Sudden cardiac death (SCD) – including out-of-hospital cardiac arrests – is responsible for over 300,000 deaths in the U.S. yearly. In 2002, the wearable cardioverter defibrillator (WCD) gained FDA approval for its efficacy in the prevention of sudden cardiac arrest or death in certain at-risk populations. Despite the prevalence of SCD and the demonstrated efficacy of the WCD, this technology remains underprescribed, according to a review to appear in the journal Current Problems in Cardiology.
Sudden cardiac arrest is the event that occurs when an abnormal cardiac rhythm causes haemodynamic instability and subsequent collapse in the absence of normal breathing and signs of circulation. It often leads to SCD, which usually occurs within one hour of symptom onset (if witnessed) or within 24 hours of the last known time a patient was alive (if unwitnessed). Annually in the United States, SCD comprises 40-50 percent of total mortality rates from cardiovascular disease.
Patients with the highest risk of SCD are those with ischaemic and nonischaemic cardiomyopathy who have a reduced left ventricular ejection fraction (≤ 35-40%). Risk factors for ischaemic heart disease and SCD are similar and include smoking, hypertension, dyslipidaemia, and diabetes.
"The wearable cardioverter defibrillator has emerged as an important, noninvasive tool to combat sudden cardiac death in high-risk patients who are not candidates for implantable cardioverter defibrillators," the journal article notes. "Despite gaining FDA approval in 2002 and making its way into national guidelines in both Europe and the United States, the device remains underprescribed and, thus, underutilised clinically."
Currently, the LifeVest® (ZOLL Lifecor Corp., Pittsburgh, PA, USA) is the only WCD manufactured. It acts as a continuous heart-rhythm monitor and is capable of producing up to five biphasic shocks at a maximum of 150 Joules each when ventricular fibrillation (VF) or ventricular tachycardia (VT) are detected. The two components of the device are the vest itself, which has electrodes embedded within the fabric, and a defibrillation unit that is carried separately. An added safety feature of the LifeVest® are two buttons that, when pressed simultaneously, can abort the defibrillation sequence in conscious patients.
WCDs have gradually become part of major guidelines, including those disseminated by the European Society of Cardiology and the American Heart Association, American College of Cardiology, and Heart Rhythm Society’s combined guidelines. The 2016 ESC Guidelines find WCDs potentially able to assess one’s ventricular rate “during rest, exercise, and sleep,” but the value of this monitoring is yet to be established. Despite being able to assess heart rate and rhythm, the WCD lacks the ability to pace should a patient develop a bradyarrhythmia.
Moreover, the 2017 ACC/AHA/HRS Guidelines note many potential uses for WCDs that are yet to become guideline-based indications for therapy.
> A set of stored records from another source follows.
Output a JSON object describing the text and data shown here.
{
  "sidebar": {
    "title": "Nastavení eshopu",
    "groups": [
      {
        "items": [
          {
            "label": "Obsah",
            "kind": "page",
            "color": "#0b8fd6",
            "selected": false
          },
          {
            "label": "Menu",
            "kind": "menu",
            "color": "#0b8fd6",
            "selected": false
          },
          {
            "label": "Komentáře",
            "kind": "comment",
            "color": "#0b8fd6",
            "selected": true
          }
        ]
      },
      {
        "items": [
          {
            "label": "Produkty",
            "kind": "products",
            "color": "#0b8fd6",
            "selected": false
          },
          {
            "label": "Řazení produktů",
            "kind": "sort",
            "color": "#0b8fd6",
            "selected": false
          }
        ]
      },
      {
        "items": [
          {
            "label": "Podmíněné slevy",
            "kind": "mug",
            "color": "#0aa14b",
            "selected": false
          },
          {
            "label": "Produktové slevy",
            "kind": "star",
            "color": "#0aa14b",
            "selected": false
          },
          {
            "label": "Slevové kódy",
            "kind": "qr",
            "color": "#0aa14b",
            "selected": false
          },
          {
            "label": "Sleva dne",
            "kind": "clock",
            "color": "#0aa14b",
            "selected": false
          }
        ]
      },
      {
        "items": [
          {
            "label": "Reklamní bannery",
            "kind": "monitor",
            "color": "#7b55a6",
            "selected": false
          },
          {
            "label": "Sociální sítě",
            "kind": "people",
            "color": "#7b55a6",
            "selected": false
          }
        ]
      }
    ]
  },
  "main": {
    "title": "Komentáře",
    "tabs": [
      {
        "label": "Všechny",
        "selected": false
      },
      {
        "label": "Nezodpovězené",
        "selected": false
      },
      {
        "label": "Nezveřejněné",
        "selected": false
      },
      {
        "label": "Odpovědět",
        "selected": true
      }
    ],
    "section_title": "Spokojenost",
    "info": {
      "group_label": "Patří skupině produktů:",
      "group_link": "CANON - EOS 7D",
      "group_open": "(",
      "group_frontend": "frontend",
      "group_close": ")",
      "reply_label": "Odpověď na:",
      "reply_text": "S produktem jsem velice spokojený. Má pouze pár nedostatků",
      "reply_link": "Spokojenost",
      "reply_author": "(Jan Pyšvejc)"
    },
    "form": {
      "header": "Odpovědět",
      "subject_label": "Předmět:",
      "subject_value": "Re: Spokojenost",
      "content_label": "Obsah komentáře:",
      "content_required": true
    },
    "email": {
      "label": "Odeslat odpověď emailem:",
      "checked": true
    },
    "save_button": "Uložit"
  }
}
For example, WCDs may provide protection in patients who have been resuscitated from a sudden cardiac arrest event due to coronary spasm but have yet to be optimised on medical therapy or in whom medical therapy is ineffective.
However, as of 2012 (or 10 years after the LifeVest® entered the market), only 60,000 devices had been prescribed worldwide. More recent data on prescribing practices has not been made available. Unless annual prescription in the U.S. alone has grown to over 300,000, to equate the number of SCDs annually, this discrepancy highlights the underutilisation of this device, according to the journal article.
In the review article, Pooja S. Jagadish, MD, of the Department of Internal Medicine, University of Tennessee Health Science Center, and co-authors highlight the potential causes for underutilisation of the WCD. Among these reasons include confusion about the guidelines and when to prescribe, who can prescribe the device, and debate about whether the WCD is efficacious based on recent studies.
Other social barriers to prescription include cost and adherence to therapy by the patient. One daunting issue is that of false alarms and inappropriate shocks, the authors note.
"There appear to be multiple problems with education about the WCD and numerous social barriers to overcome; these issues prevent the device from fulfilling its true purpose. Ultimately, by improving prescriber education about the wearable cardioverter defibrillator and addressing factors such as cost, comfort, and transparency of data, the decision to prescribe will be more squarely placed in providers’ hands with the potential of positively impacting patient lives," write Dr. Jagadish and co-authors. They also say future studies should focus on assessing the true reasons for underprescription and assessing how incorporating WCDs into a heart failure order set could improve rates of device administration.